A “roll your own” system builder. Similar to Falcon, but generally more affordable. Lots and lots of choices. Using their system matrixes, you can actually build yourself a nice system that’s VERY zeroed in to your needs and wants.
Another “roll your own” system builder. Lots of options and a decent rep.
Toshiba also makes several lines of laptops. Their Satellite notebooks are decent every-day machines, while their Qosimo line is geared SPECIFICALLY for gaming. Not PERSONALLY enamored of Toshiba myself (bad experiences), but a lot of people swear by them.
Using Wishlists To Display Choices
Some websites out there allow you to create wishlists that you can store and share with others. This way, if you have a butt-kicking hardware combo or have a neat setup on the cheap, you can share it with others looking to do what you’ve done.
Newegg has three (COUNT ‘EM!) methods of making wishlists.
- Temporary Wishlists (Doesn’t last beyond the lifetime of your Newegg Session cookie)
- Private Wishlists (The default for all newly created wishlists)
- Public Wishlists (What we’re concerned with)
Do your shopping. In the upper right-hand corner you’ll see the shopping cart indicator with the current pricing.
Click on it to view your shopping cart.
Once in your shopping cart, you’ll see a bunch of check boxes next to the items. There will also be one just above all of them (it’s essentially a “check all”). Also, above and to the right of that, you’ll see a drop-down box.
Check the “check all” box, then go to the drop-down and select “My Temporary Wish List”.
You’ll need to log in (or create) an account with Newegg to save wishlists.
Once you log in, you come back to the wishlist and see that it has a similar “check all” feature to the shopping cart. Use it.
Above the “check all”, there is an area to create a new private wishlist. Give the wishlist a name then click the “create new” button.
If you have an existing wishlist and just wish to add to it, further to the right, there’s a drop-down to select a pre-existing wishlist and a button to tell it to save items to it.
Now you’ve essentially created a new wishlist. But nobody but you can see it yet. Here’s what we do.
Click on the tab that says “My Saved Wish Lists”
Drop a check next to your newly created wishlist and then push the button that says “Make Public”
Now click on the link for your wishlist.

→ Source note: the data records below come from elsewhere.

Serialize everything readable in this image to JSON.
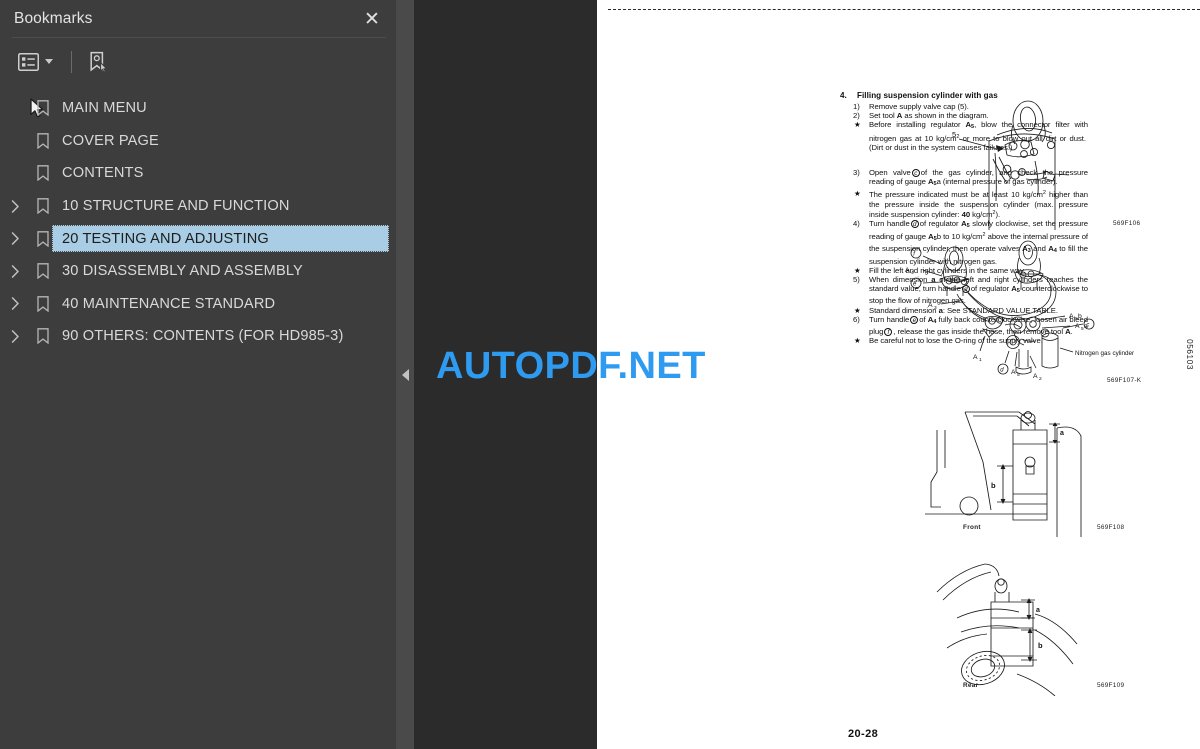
{
  "panel": {
    "title": "Bookmarks",
    "close_label": "✕",
    "toolbar": {
      "options_icon": "list-options-icon",
      "options_label": "Bookmark options",
      "new_bookmark_icon": "new-bookmark-icon",
      "new_bookmark_label": "New bookmark"
    },
    "items": [
      {
        "label": "MAIN MENU",
        "expandable": false,
        "selected": false
      },
      {
        "label": "COVER PAGE",
        "expandable": false,
        "selected": false
      },
      {
        "label": "CONTENTS",
        "expandable": false,
        "selected": false
      },
      {
        "label": "10  STRUCTURE AND FUNCTION",
        "expandable": true,
        "selected": false
      },
      {
        "label": "20  TESTING AND ADJUSTING",
        "expandable": true,
        "selected": true
      },
      {
        "label": "30  DISASSEMBLY AND ASSEMBLY",
        "expandable": true,
        "selected": false
      },
      {
        "label": "40  MAINTENANCE STANDARD",
        "expandable": true,
        "selected": false
      },
      {
        "label": "90  OTHERS:  CONTENTS (FOR HD985-3)",
        "expandable": true,
        "selected": false
      }
    ]
  },
  "collapse_handle": {
    "name": "collapse-panel-handle"
  },
  "watermark": {
    "text": "AUTOPDF.NET",
    "color": "#2e9bf0"
  },
  "document": {
    "page_number": "20-28",
    "vertical_code": "056103",
    "section": {
      "number": "4.",
      "title": "Filling suspension cylinder with gas"
    },
    "steps": [
      {
        "marker": "1)",
        "text": "Remove supply valve cap (5)."
      },
      {
        "marker": "2)",
        "text": "Set tool A as shown in the diagram."
      },
      {
        "marker": "★",
        "text": "Before installing regulator A5, blow the connector filter with nitrogen gas at 10 kg/cm2 or more to blow out all dirt or dust.  (Dirt or dust in the system causes failures.)"
      },
      {
        "marker": "3)",
        "text": "Open valve (c) of the gas cylinder, and check the pressure reading of gauge A5 a (internal pressure of gas cylinder)."
      },
      {
        "marker": "★",
        "text": "The pressure indicated must be at least 10 kg/cm2 higher than the pressure inside the suspension cylinder (max. pressure inside suspension cylinder: 40 kg/cm2)."
      },
      {
        "marker": "4)",
        "text": "Turn handle (d) of regulator A5 slowly clockwise, set the pressure reading of gauge A5 b to 10 kg/cm2 above the internal pressure of the suspension cylinder, then operate valves A3 and A4 to fill the suspension cylinder with nitrogen gas."
      },
      {
        "marker": "★",
        "text": "Fill the left and right cylinders in the same way."
      },
      {
        "marker": "5)",
        "text": "When dimension a of the left and right cylinders reaches the standard value, turn handle (d) of regulator A5 counterclockwise to stop the flow of nitrogen gas."
      },
      {
        "marker": "★",
        "text": "Standard dimension a: See STANDARD VALUE TABLE."
      },
      {
        "marker": "6)",
        "text": "Turn handle (e) of A4 fully back counterclockwise, loosen air bleed plug (f), release the gas inside the hose, then remove tool A."
      },
      {
        "marker": "★",
        "text": "Be careful not to lose the O-ring of the supply valve."
      }
    ],
    "figures": [
      {
        "code": "569F106",
        "caption": "",
        "callouts": [
          "5"
        ]
      },
      {
        "code": "569F107-K",
        "caption": "",
        "callouts": [
          "A1",
          "A2",
          "A3",
          "A4",
          "A5",
          "A5a",
          "A5b",
          "c",
          "d",
          "e",
          "f",
          "Nitrogen gas cylinder"
        ]
      },
      {
        "code": "569F108",
        "caption": "Front",
        "callouts": [
          "a",
          "b"
        ]
      },
      {
        "code": "569F109",
        "caption": "Rear",
        "callouts": [
          "a",
          "b"
        ]
      }
    ]
  }
}
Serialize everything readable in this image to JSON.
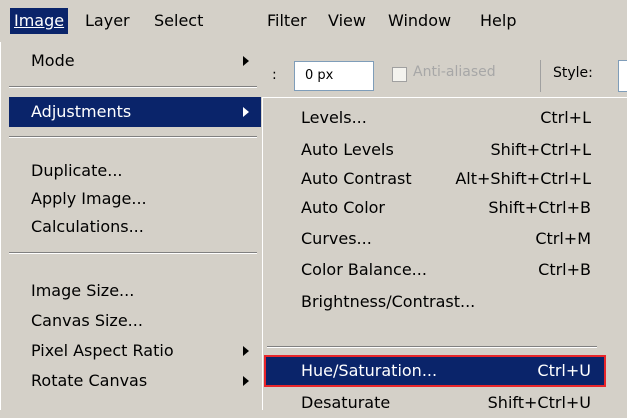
{
  "menubar": {
    "items": [
      {
        "label": "Image",
        "active": true
      },
      {
        "label": "Layer"
      },
      {
        "label": "Select"
      },
      {
        "label": "Filter"
      },
      {
        "label": "View"
      },
      {
        "label": "Window"
      },
      {
        "label": "Help"
      }
    ]
  },
  "options_bar": {
    "feather_value": "0 px",
    "anti_aliased_label": "Anti-aliased",
    "style_label": "Style:"
  },
  "image_menu": {
    "items": [
      {
        "label": "Mode",
        "submenu": true
      },
      {
        "label": "Adjustments",
        "submenu": true,
        "highlighted": true
      },
      {
        "label": "Duplicate..."
      },
      {
        "label": "Apply Image..."
      },
      {
        "label": "Calculations..."
      },
      {
        "label": "Image Size..."
      },
      {
        "label": "Canvas Size..."
      },
      {
        "label": "Pixel Aspect Ratio",
        "submenu": true
      },
      {
        "label": "Rotate Canvas",
        "submenu": true
      }
    ]
  },
  "adjustments_menu": {
    "items": [
      {
        "label": "Levels...",
        "shortcut": "Ctrl+L"
      },
      {
        "label": "Auto Levels",
        "shortcut": "Shift+Ctrl+L"
      },
      {
        "label": "Auto Contrast",
        "shortcut": "Alt+Shift+Ctrl+L"
      },
      {
        "label": "Auto Color",
        "shortcut": "Shift+Ctrl+B"
      },
      {
        "label": "Curves...",
        "shortcut": "Ctrl+M"
      },
      {
        "label": "Color Balance...",
        "shortcut": "Ctrl+B"
      },
      {
        "label": "Brightness/Contrast...",
        "shortcut": ""
      },
      {
        "label": "Hue/Saturation...",
        "shortcut": "Ctrl+U",
        "highlighted": true
      },
      {
        "label": "Desaturate",
        "shortcut": "Shift+Ctrl+U"
      }
    ]
  },
  "colors": {
    "menu_bg": "#d4d0c8",
    "highlight": "#0a246a",
    "highlight_border": "#e8262b"
  }
}
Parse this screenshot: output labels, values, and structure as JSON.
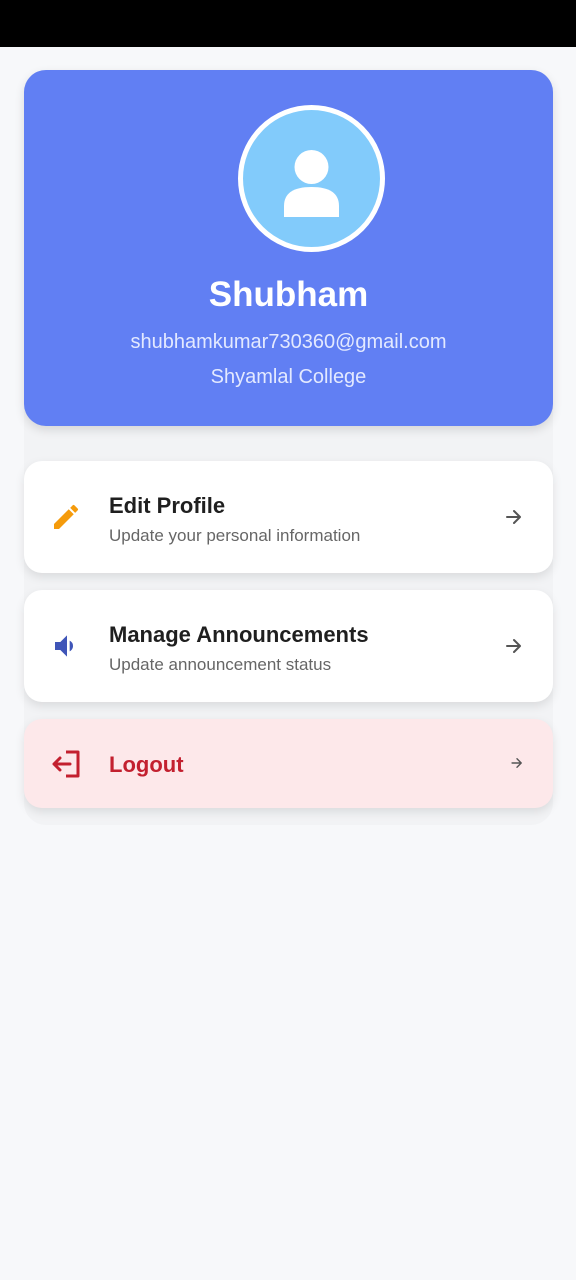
{
  "profile": {
    "name": "Shubham",
    "email": "shubhamkumar730360@gmail.com",
    "college": "Shyamlal College",
    "avatar_icon": "person-icon"
  },
  "menu": {
    "edit_profile": {
      "title": "Edit Profile",
      "subtitle": "Update your personal information",
      "icon": "pencil-icon",
      "icon_color": "#f59b0c"
    },
    "announcements": {
      "title": "Manage Announcements",
      "subtitle": "Update announcement status",
      "icon": "megaphone-icon",
      "icon_color": "#3f55b8"
    },
    "logout": {
      "title": "Logout",
      "icon": "logout-icon",
      "icon_color": "#c3202f"
    }
  },
  "colors": {
    "profile_card": "#617ff3",
    "avatar_bg": "#82cbfb",
    "logout_bg": "#fde8ea",
    "page_bg": "#f7f8fa"
  }
}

Look up in the address line and you’ll see a link that looks like this:
Now you can’t use this to share with other people. What you do is copy the 8-digit ID number at the end (“19288966” in this case). This is the identifier for your wishlist.
Now head back up and click on the Public Wishlists tab.
Visit one of them. It doesn’t really matter which one. Copy off the address in the address line, it’ll look something like this:
Now we find your wishlist’s public URL. Chop off the 8-digit ID number of the public wishlist you brought up. Replace it with the 8-digit ID number of your personal wishlist and hit ENTER on your keyboard.
Random Public Wishlist
The edited wishlist URL
Your Public Wishlist
When your public wishlist pops up, run a quick eyeball over it to make SURE it’s yours. Then copy the contents of the address line and share that address with whomever you want to give the wishlist to.